Michael Snow was born in Toronto in 1928. His internationally active practice includes work in sculpture, painting, photography, holography, installation, bookworks, video, film, music and has completed several public commissions such as Flight Stop (in the Eaton Centre) and The Audience (on the Rogers Centre).
Some recent solo exhibitions include: Sequences at La Virreina, Barcelona (2015), Michael Snow Photo-Centric at the Philadelphia Museum of Art (2014), The Legacy of Wavelength at the Museum of Modern Art, New York (2013), Solo Snow at Galerie de l'UQAM, Montréal (2013), In The Way at the Jack Shainman Gallery, New York (2012), Recent Works at Secession, Vienna (2012), Objects of Vision at the Art Gallery of Ontario (2012).
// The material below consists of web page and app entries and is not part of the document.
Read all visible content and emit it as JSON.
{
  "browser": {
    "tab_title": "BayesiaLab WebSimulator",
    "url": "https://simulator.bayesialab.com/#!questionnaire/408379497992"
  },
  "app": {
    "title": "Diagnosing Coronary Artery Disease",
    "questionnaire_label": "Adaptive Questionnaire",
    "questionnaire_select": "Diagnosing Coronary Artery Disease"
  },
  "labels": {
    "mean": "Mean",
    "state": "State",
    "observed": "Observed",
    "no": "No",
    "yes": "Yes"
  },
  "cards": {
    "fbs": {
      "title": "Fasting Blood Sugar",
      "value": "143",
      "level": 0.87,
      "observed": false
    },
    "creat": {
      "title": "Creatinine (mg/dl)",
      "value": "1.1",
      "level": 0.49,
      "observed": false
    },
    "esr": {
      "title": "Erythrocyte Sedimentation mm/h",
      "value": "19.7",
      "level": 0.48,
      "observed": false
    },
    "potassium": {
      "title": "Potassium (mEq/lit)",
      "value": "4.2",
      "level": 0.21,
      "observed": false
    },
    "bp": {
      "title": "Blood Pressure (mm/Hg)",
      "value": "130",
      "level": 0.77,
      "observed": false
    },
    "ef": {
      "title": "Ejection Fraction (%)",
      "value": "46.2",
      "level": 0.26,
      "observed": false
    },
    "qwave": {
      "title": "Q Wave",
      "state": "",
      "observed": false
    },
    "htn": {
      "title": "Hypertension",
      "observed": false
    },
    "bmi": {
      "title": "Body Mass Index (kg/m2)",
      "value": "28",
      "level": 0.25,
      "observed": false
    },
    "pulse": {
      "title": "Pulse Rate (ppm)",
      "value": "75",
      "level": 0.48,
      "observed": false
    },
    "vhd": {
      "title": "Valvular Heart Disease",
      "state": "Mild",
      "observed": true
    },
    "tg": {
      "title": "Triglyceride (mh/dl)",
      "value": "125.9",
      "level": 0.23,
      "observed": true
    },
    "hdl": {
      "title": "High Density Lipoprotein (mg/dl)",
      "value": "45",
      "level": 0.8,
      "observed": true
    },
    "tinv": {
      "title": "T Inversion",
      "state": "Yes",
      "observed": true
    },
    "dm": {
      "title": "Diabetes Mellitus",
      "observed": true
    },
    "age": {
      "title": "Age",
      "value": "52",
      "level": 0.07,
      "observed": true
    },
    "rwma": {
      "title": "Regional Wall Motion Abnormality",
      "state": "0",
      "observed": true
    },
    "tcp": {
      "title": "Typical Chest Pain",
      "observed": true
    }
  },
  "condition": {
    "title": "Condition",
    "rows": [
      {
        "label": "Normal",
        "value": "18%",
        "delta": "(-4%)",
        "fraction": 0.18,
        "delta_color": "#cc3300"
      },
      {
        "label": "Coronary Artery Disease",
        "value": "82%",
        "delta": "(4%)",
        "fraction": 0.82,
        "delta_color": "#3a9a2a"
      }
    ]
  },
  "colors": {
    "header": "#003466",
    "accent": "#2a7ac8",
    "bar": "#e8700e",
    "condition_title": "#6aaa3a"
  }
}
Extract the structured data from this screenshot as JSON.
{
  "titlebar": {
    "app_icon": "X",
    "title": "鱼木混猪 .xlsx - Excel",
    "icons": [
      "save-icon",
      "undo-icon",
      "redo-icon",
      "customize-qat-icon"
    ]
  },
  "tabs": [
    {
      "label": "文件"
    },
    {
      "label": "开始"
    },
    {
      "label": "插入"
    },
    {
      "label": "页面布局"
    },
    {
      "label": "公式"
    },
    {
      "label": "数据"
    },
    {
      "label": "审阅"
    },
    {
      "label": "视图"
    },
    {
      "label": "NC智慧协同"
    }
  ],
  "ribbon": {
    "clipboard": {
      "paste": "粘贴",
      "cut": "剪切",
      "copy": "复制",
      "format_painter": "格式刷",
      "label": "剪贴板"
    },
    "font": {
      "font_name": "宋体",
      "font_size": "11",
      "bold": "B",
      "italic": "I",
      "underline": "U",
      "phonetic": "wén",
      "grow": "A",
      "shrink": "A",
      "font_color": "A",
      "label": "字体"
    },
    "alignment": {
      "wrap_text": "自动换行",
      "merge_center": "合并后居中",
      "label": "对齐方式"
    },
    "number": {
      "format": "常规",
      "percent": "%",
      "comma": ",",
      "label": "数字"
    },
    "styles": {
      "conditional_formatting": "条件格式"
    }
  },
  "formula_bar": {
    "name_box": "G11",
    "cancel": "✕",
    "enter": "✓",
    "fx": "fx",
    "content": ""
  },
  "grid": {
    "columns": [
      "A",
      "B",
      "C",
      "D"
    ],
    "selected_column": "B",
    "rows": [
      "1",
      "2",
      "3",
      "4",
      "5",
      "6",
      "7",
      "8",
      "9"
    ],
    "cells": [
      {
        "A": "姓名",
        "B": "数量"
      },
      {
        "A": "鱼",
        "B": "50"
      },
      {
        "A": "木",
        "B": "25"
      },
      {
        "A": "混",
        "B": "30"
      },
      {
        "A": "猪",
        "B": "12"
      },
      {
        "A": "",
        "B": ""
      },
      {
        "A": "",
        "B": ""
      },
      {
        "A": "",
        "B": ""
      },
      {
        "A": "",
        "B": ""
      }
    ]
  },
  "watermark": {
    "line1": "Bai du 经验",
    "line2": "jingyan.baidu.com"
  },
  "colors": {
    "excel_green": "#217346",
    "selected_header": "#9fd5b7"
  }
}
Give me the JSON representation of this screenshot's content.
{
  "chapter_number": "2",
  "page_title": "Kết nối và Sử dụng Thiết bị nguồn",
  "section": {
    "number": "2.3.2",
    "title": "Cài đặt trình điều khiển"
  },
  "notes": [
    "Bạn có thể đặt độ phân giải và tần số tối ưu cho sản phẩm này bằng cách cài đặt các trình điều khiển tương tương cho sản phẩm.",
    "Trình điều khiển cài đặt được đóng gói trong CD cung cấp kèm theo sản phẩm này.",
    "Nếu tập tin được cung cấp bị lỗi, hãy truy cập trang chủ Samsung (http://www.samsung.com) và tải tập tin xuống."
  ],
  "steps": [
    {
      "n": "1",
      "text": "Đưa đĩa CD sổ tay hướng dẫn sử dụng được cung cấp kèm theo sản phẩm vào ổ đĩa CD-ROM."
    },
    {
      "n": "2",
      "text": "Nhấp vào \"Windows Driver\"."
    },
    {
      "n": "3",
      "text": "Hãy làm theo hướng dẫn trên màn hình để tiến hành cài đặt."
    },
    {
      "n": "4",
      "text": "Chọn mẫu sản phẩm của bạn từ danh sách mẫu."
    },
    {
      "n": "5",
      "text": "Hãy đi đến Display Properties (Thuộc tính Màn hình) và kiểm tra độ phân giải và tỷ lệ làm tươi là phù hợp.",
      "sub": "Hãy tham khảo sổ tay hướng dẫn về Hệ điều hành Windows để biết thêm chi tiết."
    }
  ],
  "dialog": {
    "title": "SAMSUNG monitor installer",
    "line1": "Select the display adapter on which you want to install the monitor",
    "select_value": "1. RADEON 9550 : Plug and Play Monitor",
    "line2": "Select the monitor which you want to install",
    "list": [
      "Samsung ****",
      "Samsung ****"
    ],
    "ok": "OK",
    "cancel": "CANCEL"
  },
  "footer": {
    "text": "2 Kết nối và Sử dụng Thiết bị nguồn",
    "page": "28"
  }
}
Snow's work is in many collections including Art Gallery of Ontario (Toronto), Musée des Beaux-Arts (Montréal), National Gallery of Canada (Ottawa), Vancouver Art Gallery, Museum of Modern Art (New York), Philadelphia Museum of Art, Albright-Knox Art Gallery (Buffalo), Centre Georges-Pompidou (Paris), Ludwig Museum (Cologne & Vienna), Tate (London), and Museu d'Art Contemporani de Barcelona.
Snow has received numerous awards, including a Guggenheim Fellowship (1972) the Order of Canada (Officer, 1982; Companion, 2007), and the first Governor General's Award in Visual and Media Arts (2000) for cinema. Snow was made a Chevalier de l'ordre des arts et des lettres, France (1995), in 2004 he was awarded an honorary doctorate by the Université de Paris I, Panthéon-Sorbonne, and in 2011, he was awarded the Gershon Iskowitz Prize.
Vera Frenkel is among a small number of artists who have changed the way in which art is practiced in Canada. Her recombinant, exploratory practice, addressing themes of human migration, cultural memory, censorship and the bureaucratization of experience has produced works shown at documenta IX, Kassel; the Setagaya Art Museum, Tokyo; the National Gallery of Canada; MoMA, New York; Tate Britain; the Venice Biennale; the MAK, Vienna; the Freud Museum, London; the Martin-Gropius Bau, Berlin, and MOCCA, Toronto, among other key venues.
The Blue Train, her multi-screen video-photo-text work commissioned for Archival Dialogues, the Ryerson Image Centre's inaugural exhibition, has just been released in DVD/BluRay formats.
Recipient of honorary doctorates from the Nova Scotia College of Art and Design (1996) and the Emily Carr Institute (2004) Frenkel's honours include, among others, the Canada Council Molson Prize for the Arts, the Gershon Iskowitz Prize, the Bell Canada Award in Video Art, the Governor General's Award in Visual and Media Arts, followed by induction into the Royal Society: Academies of the Arts, Humanities and Sciences, a rare honour for an artist, and the International Digital Media and Arts Association Pioneering Achievement Award.
Residencies have drawn her to the Slade School of Art, London; the School of the Chicago Art Institute; the MVA Program, U. of T.; Vienna's Akademie der Bildende Künste; Toronto's McLuhan Program in Culture and Technology; the Agnes Etherington Art Centre, Queen's U.; the Banff Centre; and Stockholm's Royal University, among many others.
The most recent articles on Frenkel's work are in the current issues of U.K. journals n.paradoxa and MIRAJ (Moving Image Review & Art Journal). Her own writings have appeared in anthologies such as Penser l'indiscipline (Concordia/OPTICA, 2003), Joseph Beuys: The Reader (M.I.T., 2007), and Museums after Modernism (Blackwell, 2007), and in Art Monthly, artscanada, FUSE, Intermédialités, n.paradoxa and PUBLIC, and of course in Points of Departure, the new book, edited and with a significant essay by Jonathan Shaughnessy, Associate Curator of Contemporary Art, National Gallery of Canada.